The USSR Constitution and legislation, as well as other laws currently in force, which do not contradict the goals and principles of this Declaration and peculiarities of the Republic apply on the territory of the Nagorno Karabakh Republic, until the NKR Constitution and laws are adopted.

Joint Session of the Nagorno Karabakh Oblast 
and Shahumian regional councils of people’s deputies
with the participation of deputies of councils of all levels

September 2, 1991


Source: Ministry of Foreign Affairs of the Nagorno-Karabakh Republic

Sep 011990
 

“The Sumgait Tragedy: Pogroms Against Armenians in Soviet Azerbaijan (Volume I, Eyewitness Accounts)”

By the ZORYAN INSTITUTE
Edited by: Samyel SHAHMURATIAN
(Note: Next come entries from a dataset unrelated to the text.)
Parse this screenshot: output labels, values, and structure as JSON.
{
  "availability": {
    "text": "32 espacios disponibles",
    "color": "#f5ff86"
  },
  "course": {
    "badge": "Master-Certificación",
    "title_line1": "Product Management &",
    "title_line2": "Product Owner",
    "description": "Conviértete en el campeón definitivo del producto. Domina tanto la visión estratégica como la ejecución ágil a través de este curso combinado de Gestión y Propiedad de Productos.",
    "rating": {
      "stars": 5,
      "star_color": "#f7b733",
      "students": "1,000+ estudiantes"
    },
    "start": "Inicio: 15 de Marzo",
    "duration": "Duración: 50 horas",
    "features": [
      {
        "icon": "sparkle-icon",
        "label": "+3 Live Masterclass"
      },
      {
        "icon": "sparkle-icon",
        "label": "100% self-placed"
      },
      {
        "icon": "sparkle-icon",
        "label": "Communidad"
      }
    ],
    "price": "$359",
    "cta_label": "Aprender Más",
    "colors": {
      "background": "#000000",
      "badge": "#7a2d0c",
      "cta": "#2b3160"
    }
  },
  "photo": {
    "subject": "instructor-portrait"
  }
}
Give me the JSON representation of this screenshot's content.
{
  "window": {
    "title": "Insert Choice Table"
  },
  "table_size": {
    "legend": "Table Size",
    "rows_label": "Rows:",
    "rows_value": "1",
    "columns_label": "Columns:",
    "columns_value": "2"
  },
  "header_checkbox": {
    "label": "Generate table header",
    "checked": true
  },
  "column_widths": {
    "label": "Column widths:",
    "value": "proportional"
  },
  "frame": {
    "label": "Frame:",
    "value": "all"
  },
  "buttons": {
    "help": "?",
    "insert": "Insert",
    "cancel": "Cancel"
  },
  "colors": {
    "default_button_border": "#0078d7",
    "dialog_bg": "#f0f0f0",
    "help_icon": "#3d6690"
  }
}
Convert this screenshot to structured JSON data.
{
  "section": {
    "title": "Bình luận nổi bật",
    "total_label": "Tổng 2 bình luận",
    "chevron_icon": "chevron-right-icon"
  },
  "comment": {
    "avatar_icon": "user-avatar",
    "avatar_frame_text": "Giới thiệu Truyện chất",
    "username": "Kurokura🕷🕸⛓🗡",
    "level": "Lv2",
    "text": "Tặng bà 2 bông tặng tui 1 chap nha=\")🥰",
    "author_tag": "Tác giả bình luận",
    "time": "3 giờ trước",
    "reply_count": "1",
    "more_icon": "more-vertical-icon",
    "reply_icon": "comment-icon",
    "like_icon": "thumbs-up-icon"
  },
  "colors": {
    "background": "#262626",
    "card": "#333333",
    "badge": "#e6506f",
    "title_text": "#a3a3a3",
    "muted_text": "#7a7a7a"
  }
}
For three days in February, 1988, the Azerbaijani city of Sumgait became the arena of pogroms against the Armenians of the city. The Sumgait tragedy was a brutal, organized attempt to block a political solution to the peaceful demands of the Armenians of Mountainous Karabagh for self-determination. These events marked the beginning of a premeditated plan to depopulate Azerbaijan of Armenians, and eventually of Russians and Jews.
The Sumgait Tragedy: Pogroms Against Armenians in Soviet Azerbaijan (Volume I, Eyewitness Accounts) is a compilation of 36 interviews conducted by Armenian journalist Samvel Shahmuratian with 45 of the Sumgait survivors. These testimonies give painful answers to critical questions? What happened in Sumgait? Why was the impending slaughter not averted? Why did measures to halt the massacres come too late? Why did the events not receive complete analysis and coverage by the mass media, the government, and judicial bodies? The answers to these questions come from the victims themselves, in halting painful narratives. Maps included.

Source: Zoryan Institute

Apr 031990
 

UNION OF SOVIET SOCIALIST REPUBLICS
LAW
CONCERNING THE PROCEDURE OF SECESSION OF A SOVIET REPUBLIC FROM THE USSR

 

Article 1.
The procedure of secession of a Soviet Republic from the USSR is conducted in accordance with the Article 72 of the Constitution of the USSR under the present Law. Continue reading »